» Required action
Go through the material below and copy each line where the word "icon" appears.
-------- Data extracts --------
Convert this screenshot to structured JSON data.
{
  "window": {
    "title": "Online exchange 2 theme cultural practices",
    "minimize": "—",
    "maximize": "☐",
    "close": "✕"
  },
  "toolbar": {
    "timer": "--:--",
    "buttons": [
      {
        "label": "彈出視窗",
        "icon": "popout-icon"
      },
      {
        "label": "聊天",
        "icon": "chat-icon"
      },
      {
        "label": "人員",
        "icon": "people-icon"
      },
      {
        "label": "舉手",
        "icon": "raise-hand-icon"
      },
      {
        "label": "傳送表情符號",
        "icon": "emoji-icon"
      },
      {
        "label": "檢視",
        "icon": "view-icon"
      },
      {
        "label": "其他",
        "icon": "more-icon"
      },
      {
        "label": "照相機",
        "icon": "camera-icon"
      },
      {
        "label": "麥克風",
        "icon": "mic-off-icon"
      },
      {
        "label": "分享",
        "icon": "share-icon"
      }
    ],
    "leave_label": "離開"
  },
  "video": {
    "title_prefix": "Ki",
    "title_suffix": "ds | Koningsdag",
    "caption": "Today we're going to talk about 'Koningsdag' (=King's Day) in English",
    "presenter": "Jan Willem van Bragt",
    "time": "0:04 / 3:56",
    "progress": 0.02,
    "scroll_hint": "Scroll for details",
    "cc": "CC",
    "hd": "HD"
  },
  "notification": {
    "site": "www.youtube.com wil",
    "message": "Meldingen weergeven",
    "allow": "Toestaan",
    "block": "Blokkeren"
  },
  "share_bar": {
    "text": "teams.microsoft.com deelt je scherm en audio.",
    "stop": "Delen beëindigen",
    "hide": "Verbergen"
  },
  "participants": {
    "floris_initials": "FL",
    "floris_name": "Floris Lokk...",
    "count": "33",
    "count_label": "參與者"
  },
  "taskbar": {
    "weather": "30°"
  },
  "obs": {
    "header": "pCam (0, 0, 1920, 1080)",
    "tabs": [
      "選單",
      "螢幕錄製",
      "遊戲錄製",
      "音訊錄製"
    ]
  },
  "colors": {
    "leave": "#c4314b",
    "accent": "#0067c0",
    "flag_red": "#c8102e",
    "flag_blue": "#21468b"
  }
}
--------
» Finished task
        "icon": "popout-icon"
        "icon": "chat-icon"
        "icon": "people-icon"
        "icon": "raise-hand-icon"
        "icon": "emoji-icon"
        "icon": "view-icon"
        "icon": "more-icon"
        "icon": "camera-icon"
        "icon": "mic-off-icon"
        "icon": "share-icon"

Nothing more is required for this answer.